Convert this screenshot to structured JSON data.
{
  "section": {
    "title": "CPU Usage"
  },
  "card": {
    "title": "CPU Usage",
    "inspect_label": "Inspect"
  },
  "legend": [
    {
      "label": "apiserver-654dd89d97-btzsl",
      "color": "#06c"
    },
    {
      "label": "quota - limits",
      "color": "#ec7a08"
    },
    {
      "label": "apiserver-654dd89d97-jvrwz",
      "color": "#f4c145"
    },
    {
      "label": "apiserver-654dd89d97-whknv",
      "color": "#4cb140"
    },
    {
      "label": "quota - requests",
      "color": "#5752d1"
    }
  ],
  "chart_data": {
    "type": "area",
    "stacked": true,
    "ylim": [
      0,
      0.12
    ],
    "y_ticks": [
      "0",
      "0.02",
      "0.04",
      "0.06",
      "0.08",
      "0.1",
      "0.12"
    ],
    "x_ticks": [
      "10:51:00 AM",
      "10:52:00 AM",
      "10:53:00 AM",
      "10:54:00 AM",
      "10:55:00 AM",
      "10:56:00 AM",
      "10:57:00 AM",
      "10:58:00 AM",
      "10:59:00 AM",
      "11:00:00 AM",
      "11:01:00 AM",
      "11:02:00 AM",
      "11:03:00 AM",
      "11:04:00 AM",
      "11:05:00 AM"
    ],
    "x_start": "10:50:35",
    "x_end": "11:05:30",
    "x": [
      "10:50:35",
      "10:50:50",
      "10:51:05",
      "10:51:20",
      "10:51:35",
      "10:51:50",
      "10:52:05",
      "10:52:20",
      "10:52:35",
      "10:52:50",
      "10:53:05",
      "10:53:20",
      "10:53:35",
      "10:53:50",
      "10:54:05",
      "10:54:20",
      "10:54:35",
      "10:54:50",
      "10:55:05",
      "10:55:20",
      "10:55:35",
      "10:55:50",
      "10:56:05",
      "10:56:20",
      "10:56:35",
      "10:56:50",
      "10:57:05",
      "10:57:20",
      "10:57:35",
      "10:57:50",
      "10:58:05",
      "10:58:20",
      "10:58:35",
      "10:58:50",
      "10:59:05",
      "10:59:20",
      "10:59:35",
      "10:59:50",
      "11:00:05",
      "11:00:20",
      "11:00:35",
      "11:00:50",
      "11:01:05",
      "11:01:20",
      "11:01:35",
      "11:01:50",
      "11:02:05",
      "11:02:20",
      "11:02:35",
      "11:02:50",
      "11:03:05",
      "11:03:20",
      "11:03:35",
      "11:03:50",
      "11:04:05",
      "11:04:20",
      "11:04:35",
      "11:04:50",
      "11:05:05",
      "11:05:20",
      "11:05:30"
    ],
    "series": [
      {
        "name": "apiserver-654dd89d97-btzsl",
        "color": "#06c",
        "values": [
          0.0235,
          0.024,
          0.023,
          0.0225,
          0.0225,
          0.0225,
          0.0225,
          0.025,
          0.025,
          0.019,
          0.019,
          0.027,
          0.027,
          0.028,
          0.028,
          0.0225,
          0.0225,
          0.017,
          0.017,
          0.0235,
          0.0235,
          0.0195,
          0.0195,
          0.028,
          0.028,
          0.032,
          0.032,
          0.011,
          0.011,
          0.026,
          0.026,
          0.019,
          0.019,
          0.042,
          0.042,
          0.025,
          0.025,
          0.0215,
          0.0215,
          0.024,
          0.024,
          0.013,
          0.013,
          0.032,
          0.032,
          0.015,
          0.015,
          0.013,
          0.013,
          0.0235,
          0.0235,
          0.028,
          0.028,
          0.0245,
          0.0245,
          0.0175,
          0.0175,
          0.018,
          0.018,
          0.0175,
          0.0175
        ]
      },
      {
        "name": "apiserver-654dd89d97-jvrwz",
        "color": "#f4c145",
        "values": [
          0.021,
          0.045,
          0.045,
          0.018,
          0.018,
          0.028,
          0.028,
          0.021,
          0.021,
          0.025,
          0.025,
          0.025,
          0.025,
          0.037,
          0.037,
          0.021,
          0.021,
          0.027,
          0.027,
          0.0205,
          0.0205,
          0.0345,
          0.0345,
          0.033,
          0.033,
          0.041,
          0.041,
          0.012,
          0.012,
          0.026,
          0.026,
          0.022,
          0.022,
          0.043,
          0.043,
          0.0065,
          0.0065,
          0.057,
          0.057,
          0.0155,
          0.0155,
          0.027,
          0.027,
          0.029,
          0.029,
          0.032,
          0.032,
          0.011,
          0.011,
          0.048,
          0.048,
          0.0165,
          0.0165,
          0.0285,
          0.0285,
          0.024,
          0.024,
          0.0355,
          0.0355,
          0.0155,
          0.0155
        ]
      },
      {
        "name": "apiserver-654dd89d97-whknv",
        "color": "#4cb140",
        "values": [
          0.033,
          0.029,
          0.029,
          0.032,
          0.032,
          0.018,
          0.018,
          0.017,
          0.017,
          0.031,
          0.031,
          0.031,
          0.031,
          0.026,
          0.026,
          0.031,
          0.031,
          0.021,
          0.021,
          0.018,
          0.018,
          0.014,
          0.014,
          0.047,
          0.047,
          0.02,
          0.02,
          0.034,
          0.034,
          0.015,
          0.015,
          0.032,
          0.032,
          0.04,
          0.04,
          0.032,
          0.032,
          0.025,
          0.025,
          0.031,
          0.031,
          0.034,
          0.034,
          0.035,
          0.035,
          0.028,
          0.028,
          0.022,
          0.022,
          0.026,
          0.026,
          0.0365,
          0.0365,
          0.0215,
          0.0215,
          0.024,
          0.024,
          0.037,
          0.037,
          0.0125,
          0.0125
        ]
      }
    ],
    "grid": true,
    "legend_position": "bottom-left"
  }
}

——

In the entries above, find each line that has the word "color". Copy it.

      "color": "#06c"
      "color": "#ec7a08"
      "color": "#f4c145"
      "color": "#4cb140"
      "color": "#5752d1"
        "color": "#06c",
        "color": "#f4c145",
        "color": "#4cb140",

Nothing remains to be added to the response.